▶ _PROBLEM DESCRIPTION_:
Return each line of the listing that has the word "Posts" in it.

▶ _INPUT FOR THIS TASK_:
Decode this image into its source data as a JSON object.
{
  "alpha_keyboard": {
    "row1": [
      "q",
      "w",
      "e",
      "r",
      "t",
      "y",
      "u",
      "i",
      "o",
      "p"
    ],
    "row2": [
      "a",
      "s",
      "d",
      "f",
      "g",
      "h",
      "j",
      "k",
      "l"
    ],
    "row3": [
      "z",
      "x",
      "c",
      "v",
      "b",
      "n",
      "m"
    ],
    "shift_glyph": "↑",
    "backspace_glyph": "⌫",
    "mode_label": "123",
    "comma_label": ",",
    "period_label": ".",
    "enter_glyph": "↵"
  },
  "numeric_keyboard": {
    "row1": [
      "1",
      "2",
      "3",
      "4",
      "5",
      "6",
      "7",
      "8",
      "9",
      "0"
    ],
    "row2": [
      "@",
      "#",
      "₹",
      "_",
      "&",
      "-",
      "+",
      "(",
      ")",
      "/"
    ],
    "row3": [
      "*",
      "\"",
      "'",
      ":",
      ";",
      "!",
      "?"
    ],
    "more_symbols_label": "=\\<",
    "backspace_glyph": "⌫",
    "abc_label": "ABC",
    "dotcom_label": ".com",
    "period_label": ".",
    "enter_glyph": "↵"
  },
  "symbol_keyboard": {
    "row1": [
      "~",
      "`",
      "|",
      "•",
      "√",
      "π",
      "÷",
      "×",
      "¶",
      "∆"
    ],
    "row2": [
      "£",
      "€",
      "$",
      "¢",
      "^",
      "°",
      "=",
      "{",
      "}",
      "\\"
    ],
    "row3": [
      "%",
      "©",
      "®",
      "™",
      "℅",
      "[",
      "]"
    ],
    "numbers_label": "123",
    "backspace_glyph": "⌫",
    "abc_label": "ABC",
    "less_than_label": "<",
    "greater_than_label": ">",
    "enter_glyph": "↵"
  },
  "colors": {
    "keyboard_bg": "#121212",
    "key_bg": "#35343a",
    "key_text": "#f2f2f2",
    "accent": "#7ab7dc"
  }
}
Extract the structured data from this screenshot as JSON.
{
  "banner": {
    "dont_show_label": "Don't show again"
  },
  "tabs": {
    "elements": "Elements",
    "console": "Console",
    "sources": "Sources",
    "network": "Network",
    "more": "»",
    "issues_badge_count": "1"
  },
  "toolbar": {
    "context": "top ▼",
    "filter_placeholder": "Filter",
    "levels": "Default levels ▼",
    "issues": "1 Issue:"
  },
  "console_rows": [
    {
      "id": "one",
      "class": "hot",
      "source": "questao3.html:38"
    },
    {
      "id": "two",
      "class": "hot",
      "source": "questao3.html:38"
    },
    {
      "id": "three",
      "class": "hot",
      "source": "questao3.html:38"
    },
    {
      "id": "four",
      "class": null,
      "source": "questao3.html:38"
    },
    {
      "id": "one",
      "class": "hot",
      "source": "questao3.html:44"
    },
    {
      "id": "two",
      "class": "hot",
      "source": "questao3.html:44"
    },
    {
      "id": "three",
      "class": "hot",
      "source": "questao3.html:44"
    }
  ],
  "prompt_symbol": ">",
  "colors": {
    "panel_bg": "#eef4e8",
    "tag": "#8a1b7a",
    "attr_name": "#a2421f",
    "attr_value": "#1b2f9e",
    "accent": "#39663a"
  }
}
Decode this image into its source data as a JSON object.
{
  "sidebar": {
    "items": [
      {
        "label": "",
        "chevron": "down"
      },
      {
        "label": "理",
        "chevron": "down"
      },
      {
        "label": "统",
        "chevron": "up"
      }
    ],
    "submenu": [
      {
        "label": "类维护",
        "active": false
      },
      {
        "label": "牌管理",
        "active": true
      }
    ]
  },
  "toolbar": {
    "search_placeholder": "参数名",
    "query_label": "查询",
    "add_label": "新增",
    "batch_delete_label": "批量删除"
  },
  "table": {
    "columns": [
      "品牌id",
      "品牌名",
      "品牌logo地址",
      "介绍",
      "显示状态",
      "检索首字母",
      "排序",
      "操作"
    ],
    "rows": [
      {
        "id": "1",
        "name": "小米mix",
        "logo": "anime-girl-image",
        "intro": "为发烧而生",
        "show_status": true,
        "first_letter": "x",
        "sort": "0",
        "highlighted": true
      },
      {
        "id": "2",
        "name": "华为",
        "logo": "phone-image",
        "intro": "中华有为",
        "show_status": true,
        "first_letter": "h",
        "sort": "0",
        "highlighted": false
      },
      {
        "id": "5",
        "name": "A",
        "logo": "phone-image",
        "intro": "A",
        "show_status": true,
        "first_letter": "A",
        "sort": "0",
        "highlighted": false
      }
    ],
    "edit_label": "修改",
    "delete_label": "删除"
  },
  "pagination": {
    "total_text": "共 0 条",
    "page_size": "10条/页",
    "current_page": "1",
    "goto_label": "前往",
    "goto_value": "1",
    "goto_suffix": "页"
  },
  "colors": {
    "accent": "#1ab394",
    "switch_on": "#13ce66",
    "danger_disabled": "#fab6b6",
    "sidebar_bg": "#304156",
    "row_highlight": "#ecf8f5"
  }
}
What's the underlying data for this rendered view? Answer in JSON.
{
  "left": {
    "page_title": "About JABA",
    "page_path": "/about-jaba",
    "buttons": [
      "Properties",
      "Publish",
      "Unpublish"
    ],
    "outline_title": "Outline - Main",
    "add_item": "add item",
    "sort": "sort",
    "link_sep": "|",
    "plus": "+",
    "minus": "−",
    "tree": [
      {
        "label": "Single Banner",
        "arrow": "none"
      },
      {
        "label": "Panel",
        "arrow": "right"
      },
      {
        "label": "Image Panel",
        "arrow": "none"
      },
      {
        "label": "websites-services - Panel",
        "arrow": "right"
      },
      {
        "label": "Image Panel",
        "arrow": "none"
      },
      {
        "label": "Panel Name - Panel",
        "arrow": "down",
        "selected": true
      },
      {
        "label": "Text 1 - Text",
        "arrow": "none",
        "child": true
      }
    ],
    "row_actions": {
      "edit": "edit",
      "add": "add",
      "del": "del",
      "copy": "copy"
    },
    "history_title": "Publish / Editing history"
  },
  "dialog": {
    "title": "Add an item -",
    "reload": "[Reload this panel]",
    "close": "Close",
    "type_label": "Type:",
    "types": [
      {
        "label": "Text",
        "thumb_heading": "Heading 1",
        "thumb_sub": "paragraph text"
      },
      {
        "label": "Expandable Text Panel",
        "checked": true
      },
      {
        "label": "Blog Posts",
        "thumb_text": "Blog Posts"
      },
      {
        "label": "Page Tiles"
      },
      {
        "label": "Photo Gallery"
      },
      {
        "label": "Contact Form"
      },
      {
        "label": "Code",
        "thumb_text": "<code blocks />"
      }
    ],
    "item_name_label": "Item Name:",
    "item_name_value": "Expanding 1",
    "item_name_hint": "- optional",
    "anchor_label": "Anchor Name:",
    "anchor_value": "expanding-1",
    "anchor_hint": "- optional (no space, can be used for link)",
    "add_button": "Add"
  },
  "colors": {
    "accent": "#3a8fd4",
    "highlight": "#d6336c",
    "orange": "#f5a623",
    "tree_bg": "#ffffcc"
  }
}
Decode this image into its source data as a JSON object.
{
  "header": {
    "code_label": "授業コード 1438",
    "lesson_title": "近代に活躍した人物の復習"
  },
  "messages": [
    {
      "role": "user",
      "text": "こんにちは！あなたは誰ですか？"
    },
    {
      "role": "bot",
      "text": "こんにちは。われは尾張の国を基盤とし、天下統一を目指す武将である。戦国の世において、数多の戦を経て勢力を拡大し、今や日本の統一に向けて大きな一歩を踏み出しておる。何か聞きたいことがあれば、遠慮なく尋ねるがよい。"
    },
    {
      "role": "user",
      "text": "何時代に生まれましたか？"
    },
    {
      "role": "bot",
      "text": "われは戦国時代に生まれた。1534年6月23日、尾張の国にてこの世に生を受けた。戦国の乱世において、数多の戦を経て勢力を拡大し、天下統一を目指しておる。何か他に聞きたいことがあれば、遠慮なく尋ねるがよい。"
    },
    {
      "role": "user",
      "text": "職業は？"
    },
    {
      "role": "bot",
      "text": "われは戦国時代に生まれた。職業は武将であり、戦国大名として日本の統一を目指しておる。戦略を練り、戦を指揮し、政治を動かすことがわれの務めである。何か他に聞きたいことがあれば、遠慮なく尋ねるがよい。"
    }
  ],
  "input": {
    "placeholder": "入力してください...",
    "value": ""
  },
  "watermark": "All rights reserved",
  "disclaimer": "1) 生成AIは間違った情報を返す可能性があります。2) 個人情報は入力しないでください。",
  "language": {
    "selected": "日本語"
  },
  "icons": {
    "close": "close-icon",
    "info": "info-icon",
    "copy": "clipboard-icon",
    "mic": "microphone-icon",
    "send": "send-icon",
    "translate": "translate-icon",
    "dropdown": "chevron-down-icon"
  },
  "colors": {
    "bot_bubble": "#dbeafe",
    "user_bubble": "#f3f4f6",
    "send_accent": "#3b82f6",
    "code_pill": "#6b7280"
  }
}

▶ _EXPECTED OUTPUT_:
        "label": "Blog Posts",
        "thumb_text": "Blog Posts"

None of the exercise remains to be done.